There are few dishes in America that have as much mythology as chop suey. Once the reigning staple of American Chinese restaurants, it’s a mix of assorted meats, vegetables and noodles in a starchy sauce usually served over rice. The name derives from the Mandarin tsa sui — literally, “miscellaneous leftovers.” Culinary historians and anthropologists debate the exact nature of its emergence in North America, but the general consensus is that it underwent a transformation from a Cantonese peasant staple to Americanized comfort food over the first half of the twentieth century. From art school dropouts to middle class families, many Americans found their first forays into “ethnic” dining through the Chinese restaurant.
The thing about chop suey is that it’s a rather antiquated dish, kind of like those elaborate Jell-O molds or glazed hams with pineapple-and-cherry garnishes from the 1950s. It was pushed aside as an “inauthentic” concoction born in the U.S. in favor of “authentic” Chinese food. Nowadays, dishes like Cashew Chicken, Broccoli Beef or Orange Duck (again, mixing a meat with a vegetable/fruit/nut in any number of combinations) are far more popular for today’s palate. To order chop suey feels quaint or even awkward, like it’s from the time of smoking in supper clubs. Whenever I go out for Chinese food with my grandma, she will always order it even if it’s not on the menu. Instead, our server will point her towards the closest incarnation available, usually a kind of pan-fried noodle medley.
I noticed the signs announcing Orange Garden Restaurant on Irving Park at Damen immediately because of this throwback to chop suey, the thrill of going out to eat (or even ordering take out) so front and center. The typography here is a mix of everything together, just like the dish: the curved 1940s-feel to the text of the hanging sign (the “w” and “m” mirror each other, and that “e” mimics their curvature) meeting the 1950s diner feeling of the façade and the rigid font of the restaurant’s name on the building. The robin’s egg blue of the neon signs meshes perfectly with the tangerine façade, a mashup pleasing to the palate of the eyes.
Western at Lincoln//1.30.2014
It seems improper to not bring up Chicago’s relationship with Helvetica.
After growing up in Milwaukee and then living in Japan and Seattle for nearly a decade, coming to an urban area where one typeface permeates the landscape has been a first. The most obvious place you’ll find Helvetica is proudly announcing the CTA stops and on city maps.

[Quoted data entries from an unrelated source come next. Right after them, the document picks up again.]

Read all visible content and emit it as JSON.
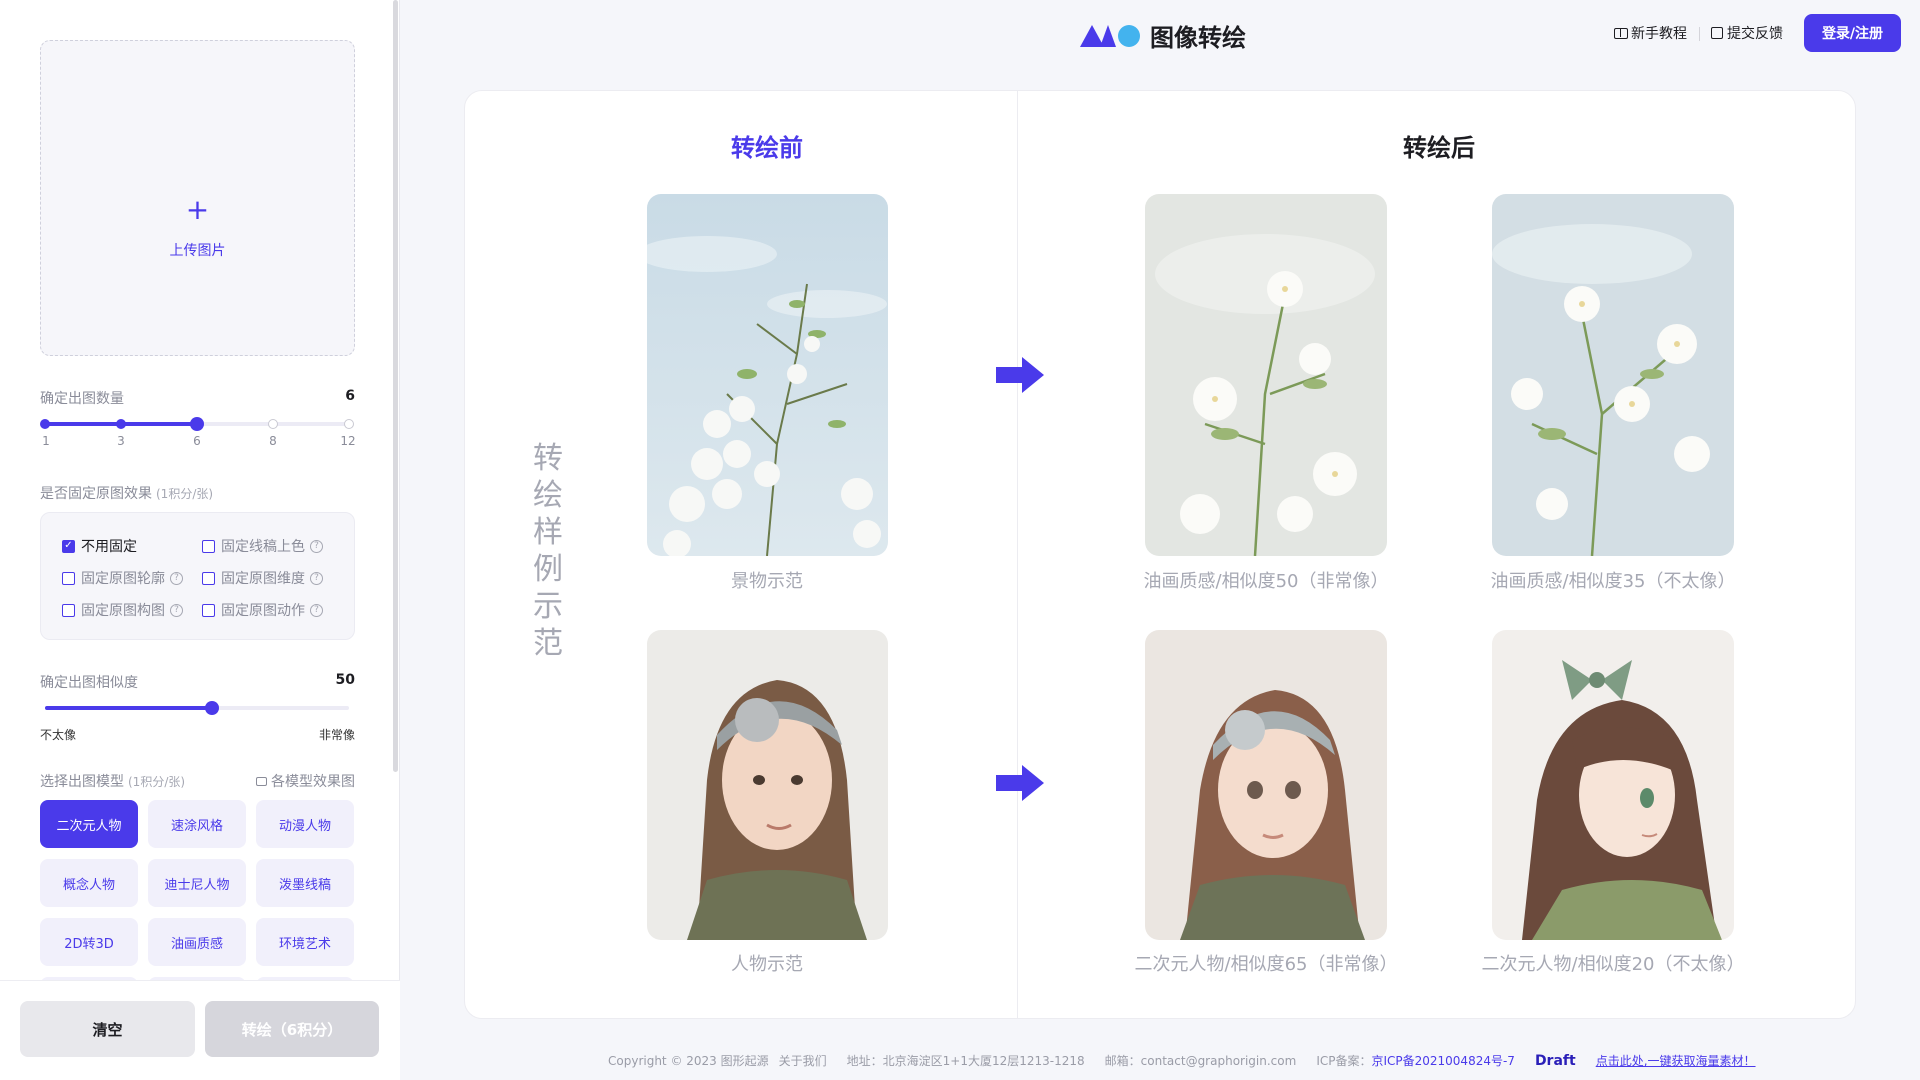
{
  "app": {
    "title": "图像转绘"
  },
  "header": {
    "tutorial_label": "新手教程",
    "feedback_label": "提交反馈",
    "login_label": "登录/注册"
  },
  "sidebar": {
    "upload_label": "上传图片",
    "upload_icon": "plus-icon",
    "count": {
      "label": "确定出图数量",
      "value": "6",
      "ticks": [
        "1",
        "3",
        "6",
        "8",
        "12"
      ],
      "selected_index": 2
    },
    "fix": {
      "label": "是否固定原图效果",
      "sub": "(1积分/张)",
      "options": [
        {
          "label": "不用固定",
          "checked": true,
          "help": false
        },
        {
          "label": "固定线稿上色",
          "checked": false,
          "help": true
        },
        {
          "label": "固定原图轮廓",
          "checked": false,
          "help": true
        },
        {
          "label": "固定原图维度",
          "checked": false,
          "help": true
        },
        {
          "label": "固定原图构图",
          "checked": false,
          "help": true
        },
        {
          "label": "固定原图动作",
          "checked": false,
          "help": true
        }
      ]
    },
    "similarity": {
      "label": "确定出图相似度",
      "value": "50",
      "level": 0.55,
      "min_label": "不太像",
      "max_label": "非常像"
    },
    "model": {
      "label": "选择出图模型",
      "sub": "(1积分/张)",
      "link_label": "各模型效果图",
      "buttons": [
        "二次元人物",
        "速涂风格",
        "动漫人物",
        "概念人物",
        "迪士尼人物",
        "泼墨线稿",
        "2D转3D",
        "油画质感",
        "环境艺术"
      ],
      "selected": "二次元人物"
    },
    "clear_label": "清空",
    "convert_label": "转绘（6积分）"
  },
  "main": {
    "before_title": "转绘前",
    "after_title": "转绘后",
    "vertical_title": [
      "转",
      "绘",
      "样",
      "例",
      "示",
      "范"
    ],
    "captions": {
      "landscape_src": "景物示范",
      "landscape_out1": "油画质感/相似度50（非常像）",
      "landscape_out2": "油画质感/相似度35（不太像）",
      "person_src": "人物示范",
      "person_out1": "二次元人物/相似度65（非常像）",
      "person_out2": "二次元人物/相似度20（不太像）"
    }
  },
  "footer": {
    "copyright": "Copyright © 2023 图形起源",
    "about": "关于我们",
    "address": "地址：北京海淀区1+1大厦12层1213-1218",
    "email": "邮箱：contact@graphorigin.com",
    "icp_label": "ICP备案：",
    "icp_no": "京ICP备2021004824号-7",
    "draft_brand": "Draft",
    "draft_link": "点击此处,一键获取海量素材！"
  },
  "colors": {
    "accent": "#4a3aea",
    "logo_blue": "#43b3ee",
    "muted_text": "#a6a8b3"
  }
}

I like to revisit Helvetica, the 2007 Gary Hustwit documentary, from time to time. As the film so brilliantly shows, Helvetica has it all, and for that reason people are bound to either love it or hate it. It can be beautiful, simple, bland, intellectual, utilitarian, egalitarian, dull or even oppressive, depending on where you look. It could be a deliberate, conscious choice or a total cop out. No matter what, it is undeniably here to stay and will pop up in interesting ways in any urban landscape. That typeface has a charming balance of ubiquity and playfulness, and as a modernism fangirl it still thrills me to no end that I see it daily.

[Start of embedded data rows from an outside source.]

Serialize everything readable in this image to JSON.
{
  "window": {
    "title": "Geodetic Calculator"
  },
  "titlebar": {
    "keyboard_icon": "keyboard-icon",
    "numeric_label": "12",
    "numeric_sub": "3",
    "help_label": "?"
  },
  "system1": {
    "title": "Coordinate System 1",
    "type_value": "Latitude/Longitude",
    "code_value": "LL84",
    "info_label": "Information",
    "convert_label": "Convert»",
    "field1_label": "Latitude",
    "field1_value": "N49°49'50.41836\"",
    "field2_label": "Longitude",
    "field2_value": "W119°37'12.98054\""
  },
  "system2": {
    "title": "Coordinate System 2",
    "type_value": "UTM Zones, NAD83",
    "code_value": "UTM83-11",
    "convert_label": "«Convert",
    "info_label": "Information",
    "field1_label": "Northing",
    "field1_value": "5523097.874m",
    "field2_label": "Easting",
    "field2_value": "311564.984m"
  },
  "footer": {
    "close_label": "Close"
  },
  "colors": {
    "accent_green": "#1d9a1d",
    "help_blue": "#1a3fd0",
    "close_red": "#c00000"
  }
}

Since Helvetica’s 50th anniversary in 2007, if not earlier, it seems to have found its way back into the collective eye. Especially with the explosion of sites like Etsy, where independent crafters and makers take production into their own hands and to the masses, everyone can enjoy a little slice of typography appreciation and let the world know it. There are t-shirts that read “Helvetica” in Helvetica which garner reactions ranging from eye rolls to pick up lines. At a knitting store a few months ago, I spied a young woman carrying a tote bag that immediately pinned her as a language nerd and a Helvetica fan.
It reads: “some days feel like Helvetica”
In some ways, that has become my mantra akin to something like “This Too Shall Pass.” Some days I revel in the comfort of the familiar, the “everything is going to be OK.” Some days I want to be told what to do. Some days I want to play. Some days are boring. Some are beautiful.